International Symposium
Politics of Form,
Forms of Politics

Session 6: Cinephilia and the Apparatus Francesco Casetti, Vinzenz Hediger

Saturday 1:30-3:30

Vinzenz Hediger (Goethe-Universität Frankfurt,
“The Repentant Cinephile: Film Criticism as Self-Criticism”

In Minima Moralia, published in 1951, Adorno writes that every time he goes to the movies, he comes out “dümmer und schlechter”, a cognitively and morally lessened man. It is a thundering indictment of the deleterious ideological effects of cinema, which draws its force not least from the fact that it also speaks to the critic’s own entanglement: After all, he keeps on going back against his better insights, or else there would be no “every time”. Eighteen years later, the critics of the Cahiers du cinema publish a similar indictment of cinema, or rather of film, as a vessel of ideology, albeit in an editorial rather than a one-sentence aphorism. The Cahiers critics also speak of themselves, but in terms of their roles as writers and publishers of a magazine. Only in an oblique reference to the ambiguous heritage of the magazine’s founder, André Bazin, does a different level of engagement with cinema shine through the cracks of their argument: That of the cinephile, of the lover of cinema, who comes to film not armed with the sophisticated instruments of Althusserian Marxism combined with structuralist semiotics, but driven by passion. In this contribution, I want to read the Cahiers critics critique of ideology as a form of self-criticism of the repentant cinephile. I also want to discuss how the figure of the repentant cinephile relates to other forms of public self-criticism in European culture and politics of the 1970s, which were modelled on the templates of Mao’s cultural revolution, and I briefly want to address how this figure became a model for film criticism and film studies in the following decades.

Vinzenz Hediger is professor of cinema studies at Goethe Universität Frankfurt, where he directs the Graduate Research Training Program “Configurations of film”.

Francesco Casetti (Yale University),
“Apparatus Theory and the Fear of Cinema”

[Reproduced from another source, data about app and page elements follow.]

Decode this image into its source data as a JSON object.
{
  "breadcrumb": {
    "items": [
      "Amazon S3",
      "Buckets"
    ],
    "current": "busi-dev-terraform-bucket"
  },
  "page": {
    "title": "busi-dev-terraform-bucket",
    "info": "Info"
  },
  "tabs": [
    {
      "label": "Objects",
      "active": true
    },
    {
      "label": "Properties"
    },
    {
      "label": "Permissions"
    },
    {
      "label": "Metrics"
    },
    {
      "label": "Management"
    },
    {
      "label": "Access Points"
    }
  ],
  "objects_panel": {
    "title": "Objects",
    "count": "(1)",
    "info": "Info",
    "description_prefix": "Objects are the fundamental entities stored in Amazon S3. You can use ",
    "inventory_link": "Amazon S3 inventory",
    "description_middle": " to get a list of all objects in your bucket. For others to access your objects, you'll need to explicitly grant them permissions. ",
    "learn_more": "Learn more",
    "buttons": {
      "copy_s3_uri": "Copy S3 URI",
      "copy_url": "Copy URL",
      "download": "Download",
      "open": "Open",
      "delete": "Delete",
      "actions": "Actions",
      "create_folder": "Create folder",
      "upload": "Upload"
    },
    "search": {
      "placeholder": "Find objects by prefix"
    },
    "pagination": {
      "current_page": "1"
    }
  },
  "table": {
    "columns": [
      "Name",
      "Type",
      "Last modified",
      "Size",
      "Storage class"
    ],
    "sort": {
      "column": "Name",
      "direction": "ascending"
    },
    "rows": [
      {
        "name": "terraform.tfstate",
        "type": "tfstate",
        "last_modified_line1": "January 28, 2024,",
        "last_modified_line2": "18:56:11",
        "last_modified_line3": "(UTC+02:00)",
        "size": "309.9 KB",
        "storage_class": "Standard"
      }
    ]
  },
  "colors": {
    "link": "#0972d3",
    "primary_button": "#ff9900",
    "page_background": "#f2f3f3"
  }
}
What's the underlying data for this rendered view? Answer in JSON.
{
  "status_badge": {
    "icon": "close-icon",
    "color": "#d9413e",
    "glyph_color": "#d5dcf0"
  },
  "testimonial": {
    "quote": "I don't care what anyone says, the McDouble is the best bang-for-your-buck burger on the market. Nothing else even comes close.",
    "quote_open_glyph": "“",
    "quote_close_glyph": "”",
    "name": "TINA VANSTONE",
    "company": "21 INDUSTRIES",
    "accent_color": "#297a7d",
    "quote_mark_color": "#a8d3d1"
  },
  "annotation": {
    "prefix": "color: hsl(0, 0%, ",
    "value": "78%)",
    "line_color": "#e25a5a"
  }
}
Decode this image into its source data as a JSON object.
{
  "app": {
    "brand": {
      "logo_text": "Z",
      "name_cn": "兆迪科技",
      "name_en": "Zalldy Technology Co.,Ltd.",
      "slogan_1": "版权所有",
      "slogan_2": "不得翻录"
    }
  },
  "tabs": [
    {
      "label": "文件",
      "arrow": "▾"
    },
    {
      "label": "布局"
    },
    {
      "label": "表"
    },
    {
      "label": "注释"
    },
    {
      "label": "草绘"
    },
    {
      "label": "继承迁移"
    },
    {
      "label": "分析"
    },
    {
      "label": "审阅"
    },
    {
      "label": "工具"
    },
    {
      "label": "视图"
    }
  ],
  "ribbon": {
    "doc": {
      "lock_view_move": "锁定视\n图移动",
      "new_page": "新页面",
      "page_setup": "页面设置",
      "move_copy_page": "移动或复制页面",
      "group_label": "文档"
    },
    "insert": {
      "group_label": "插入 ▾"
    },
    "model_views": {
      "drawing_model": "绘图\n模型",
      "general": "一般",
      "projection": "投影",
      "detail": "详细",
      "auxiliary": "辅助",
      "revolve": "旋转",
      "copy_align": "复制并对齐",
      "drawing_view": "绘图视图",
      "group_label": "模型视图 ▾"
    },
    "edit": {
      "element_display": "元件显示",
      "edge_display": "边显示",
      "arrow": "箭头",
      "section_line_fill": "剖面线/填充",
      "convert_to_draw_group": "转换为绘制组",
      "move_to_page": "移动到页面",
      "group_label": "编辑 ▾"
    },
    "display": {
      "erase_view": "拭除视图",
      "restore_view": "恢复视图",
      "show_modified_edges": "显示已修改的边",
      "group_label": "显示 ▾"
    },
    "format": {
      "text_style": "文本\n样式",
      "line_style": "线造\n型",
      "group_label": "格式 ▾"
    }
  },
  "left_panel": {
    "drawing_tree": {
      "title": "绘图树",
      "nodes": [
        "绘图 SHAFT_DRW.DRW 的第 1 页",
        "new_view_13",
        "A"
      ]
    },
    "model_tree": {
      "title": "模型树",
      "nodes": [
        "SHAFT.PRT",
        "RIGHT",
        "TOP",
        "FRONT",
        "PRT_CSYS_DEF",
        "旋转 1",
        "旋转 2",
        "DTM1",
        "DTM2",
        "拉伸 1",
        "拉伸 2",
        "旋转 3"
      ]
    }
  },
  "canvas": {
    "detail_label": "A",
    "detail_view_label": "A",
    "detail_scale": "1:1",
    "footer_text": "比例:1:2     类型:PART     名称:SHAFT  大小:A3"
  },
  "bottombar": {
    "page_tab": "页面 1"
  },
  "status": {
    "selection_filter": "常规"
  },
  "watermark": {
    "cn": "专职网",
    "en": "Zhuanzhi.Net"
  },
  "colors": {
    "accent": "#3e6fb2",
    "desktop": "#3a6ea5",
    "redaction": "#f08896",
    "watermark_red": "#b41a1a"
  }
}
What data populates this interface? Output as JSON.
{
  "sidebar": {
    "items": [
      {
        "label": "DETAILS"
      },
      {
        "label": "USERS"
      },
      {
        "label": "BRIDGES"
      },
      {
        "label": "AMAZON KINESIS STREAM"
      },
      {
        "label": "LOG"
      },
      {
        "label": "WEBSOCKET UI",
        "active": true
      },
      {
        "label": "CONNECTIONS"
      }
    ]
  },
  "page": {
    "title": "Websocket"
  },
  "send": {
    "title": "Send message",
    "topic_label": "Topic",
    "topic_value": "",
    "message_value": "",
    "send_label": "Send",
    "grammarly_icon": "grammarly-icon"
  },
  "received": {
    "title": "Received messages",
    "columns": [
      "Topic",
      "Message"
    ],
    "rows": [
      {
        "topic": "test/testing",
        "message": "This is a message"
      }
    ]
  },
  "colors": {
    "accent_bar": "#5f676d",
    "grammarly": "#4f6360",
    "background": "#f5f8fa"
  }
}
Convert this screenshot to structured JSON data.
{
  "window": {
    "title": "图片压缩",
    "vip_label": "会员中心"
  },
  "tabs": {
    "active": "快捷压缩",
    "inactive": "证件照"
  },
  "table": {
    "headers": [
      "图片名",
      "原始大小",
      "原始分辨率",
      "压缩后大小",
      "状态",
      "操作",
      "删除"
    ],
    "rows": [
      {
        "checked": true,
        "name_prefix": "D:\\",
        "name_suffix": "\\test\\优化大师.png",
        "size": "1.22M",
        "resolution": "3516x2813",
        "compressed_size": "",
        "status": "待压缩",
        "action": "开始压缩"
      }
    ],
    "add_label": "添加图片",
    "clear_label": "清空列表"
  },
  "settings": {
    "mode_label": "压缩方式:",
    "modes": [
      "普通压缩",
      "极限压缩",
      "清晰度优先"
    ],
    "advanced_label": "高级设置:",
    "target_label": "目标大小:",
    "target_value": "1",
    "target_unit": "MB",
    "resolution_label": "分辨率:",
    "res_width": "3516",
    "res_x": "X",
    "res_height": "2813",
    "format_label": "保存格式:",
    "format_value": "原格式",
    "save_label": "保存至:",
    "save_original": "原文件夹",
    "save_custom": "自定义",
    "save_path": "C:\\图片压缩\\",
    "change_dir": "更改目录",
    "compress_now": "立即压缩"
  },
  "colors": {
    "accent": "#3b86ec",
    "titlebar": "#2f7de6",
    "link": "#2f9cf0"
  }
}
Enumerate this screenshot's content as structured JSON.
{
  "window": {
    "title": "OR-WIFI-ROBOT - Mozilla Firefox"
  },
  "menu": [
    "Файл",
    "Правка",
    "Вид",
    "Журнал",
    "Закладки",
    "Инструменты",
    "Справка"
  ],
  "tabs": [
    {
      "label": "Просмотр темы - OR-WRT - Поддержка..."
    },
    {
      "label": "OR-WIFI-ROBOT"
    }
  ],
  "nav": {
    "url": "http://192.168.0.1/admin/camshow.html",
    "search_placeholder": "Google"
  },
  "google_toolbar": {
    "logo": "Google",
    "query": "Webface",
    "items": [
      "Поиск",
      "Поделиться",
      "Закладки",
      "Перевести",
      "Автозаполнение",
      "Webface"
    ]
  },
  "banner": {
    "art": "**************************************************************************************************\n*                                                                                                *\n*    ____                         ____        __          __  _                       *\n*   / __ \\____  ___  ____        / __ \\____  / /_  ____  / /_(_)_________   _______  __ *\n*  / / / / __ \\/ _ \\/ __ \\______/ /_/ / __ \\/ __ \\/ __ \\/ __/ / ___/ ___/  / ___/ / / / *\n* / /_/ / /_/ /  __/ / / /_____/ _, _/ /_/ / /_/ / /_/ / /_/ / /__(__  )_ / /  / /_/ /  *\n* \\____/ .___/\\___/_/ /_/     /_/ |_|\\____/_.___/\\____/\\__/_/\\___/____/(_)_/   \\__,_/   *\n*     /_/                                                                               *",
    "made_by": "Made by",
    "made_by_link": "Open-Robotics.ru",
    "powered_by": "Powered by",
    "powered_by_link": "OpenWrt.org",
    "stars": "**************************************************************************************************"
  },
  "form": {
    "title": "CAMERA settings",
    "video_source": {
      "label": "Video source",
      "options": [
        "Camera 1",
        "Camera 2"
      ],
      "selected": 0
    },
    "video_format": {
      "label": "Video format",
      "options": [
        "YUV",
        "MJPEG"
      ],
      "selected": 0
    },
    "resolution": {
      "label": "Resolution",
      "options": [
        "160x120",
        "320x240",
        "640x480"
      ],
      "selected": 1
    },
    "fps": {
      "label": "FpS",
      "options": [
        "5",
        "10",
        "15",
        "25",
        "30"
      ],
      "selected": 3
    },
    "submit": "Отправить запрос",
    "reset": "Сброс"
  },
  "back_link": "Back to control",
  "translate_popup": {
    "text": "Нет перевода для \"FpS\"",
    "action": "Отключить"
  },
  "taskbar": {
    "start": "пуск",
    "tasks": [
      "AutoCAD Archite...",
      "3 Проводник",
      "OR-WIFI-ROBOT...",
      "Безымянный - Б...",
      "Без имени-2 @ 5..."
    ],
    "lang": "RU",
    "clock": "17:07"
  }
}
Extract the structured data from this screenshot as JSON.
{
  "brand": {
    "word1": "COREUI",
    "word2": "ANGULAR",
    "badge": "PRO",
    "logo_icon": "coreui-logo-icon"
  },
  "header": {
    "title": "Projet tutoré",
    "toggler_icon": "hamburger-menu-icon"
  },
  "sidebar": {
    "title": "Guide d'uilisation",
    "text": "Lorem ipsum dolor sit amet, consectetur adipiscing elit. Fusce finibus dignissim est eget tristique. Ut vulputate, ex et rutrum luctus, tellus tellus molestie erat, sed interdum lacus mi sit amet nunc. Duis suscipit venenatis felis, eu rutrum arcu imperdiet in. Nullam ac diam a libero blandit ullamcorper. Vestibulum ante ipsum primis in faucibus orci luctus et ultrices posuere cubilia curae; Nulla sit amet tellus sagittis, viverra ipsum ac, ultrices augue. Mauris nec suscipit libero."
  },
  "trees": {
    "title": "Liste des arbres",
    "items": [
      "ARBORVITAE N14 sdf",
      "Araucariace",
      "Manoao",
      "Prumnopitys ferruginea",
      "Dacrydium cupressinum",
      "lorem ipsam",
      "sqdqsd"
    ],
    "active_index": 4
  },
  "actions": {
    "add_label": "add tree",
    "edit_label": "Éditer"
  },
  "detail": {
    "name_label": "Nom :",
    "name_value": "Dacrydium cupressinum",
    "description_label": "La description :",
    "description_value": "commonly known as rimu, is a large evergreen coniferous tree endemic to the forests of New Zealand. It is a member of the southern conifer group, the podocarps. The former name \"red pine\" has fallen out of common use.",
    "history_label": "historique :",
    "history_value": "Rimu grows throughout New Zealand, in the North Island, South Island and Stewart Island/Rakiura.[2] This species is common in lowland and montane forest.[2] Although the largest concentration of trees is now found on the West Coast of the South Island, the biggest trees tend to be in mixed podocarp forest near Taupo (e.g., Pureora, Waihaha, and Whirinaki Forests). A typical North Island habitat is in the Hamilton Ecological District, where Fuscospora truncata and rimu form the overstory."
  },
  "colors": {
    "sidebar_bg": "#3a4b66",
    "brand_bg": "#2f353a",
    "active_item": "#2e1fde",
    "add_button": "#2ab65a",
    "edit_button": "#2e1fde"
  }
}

This paper will tackle the two main statements of the Cahiers editorial “Cinema/Ideology/Criticism”: respectively the idea that ideology is pervasive, and nothing can escape it, and the idea that films must perform visible ruptures with respect to the usual system of representation. Both statements have strong cinephobic connotations. In early film theories, cinema was commonly associated with the idea of pervasiveness. Against those who appreciated the unprecedented dissemination of cinema among the most diverse populations and social strata, cinephobic theorists, like the Spanish capuchin Francisco de Barbéns, saw in this dissemination a “plague” that threatened the human civilization. According to these cinephobic theorists, cinema was spreading a way of seeing, of feeling, and of thinking, which ultimately shaped a new kind of man. An adequate answer was to work on the modes of filmic representation (and attendance). Returning to 1969, Comolli-Narboni’s editorial also praises a deep change in the mode of filmic representation. The “discrepancy” or “rupture” that the editorial hails is at once a self-reflexive movement and a form of disfigurement. Once again, the topic brings us back to previous iconophobic or even iconoclastic moments, in which the destruction of the object represented an answer to the excess of fascination (another term used by Comolli-Narboni). The Cahiers editorial justifies destruction with a critical productivity. As was also the case, in other journals and authors. the more such deconstructive practices emerge, the more apparent these phobic aspects would become. The echoes that the paper retraces in the Cahiers editorial do not imply any equivalence: the historical contexts that are mentioned are clearly different. What the paper suggests, instead, is a “deep history” of the fear of media that is worth being explored.

Francesco Casetti is the Thomas E. Donnelley Professor of Humanities and Film and Media Studies at Yale University. Among his books, Eye of the Century: Film, Experience, Modernity (2005) analyses the reasons why cinema became the art of 20th century, and The Lumière Galaxy: Seven Key words for the Cinema to Come (2015) depicts the reconfiguration of cinema in a post-medium epoch. He currently works on fears that cinema raised in the first decades of its life, and on the increasing interdependence of media and environment.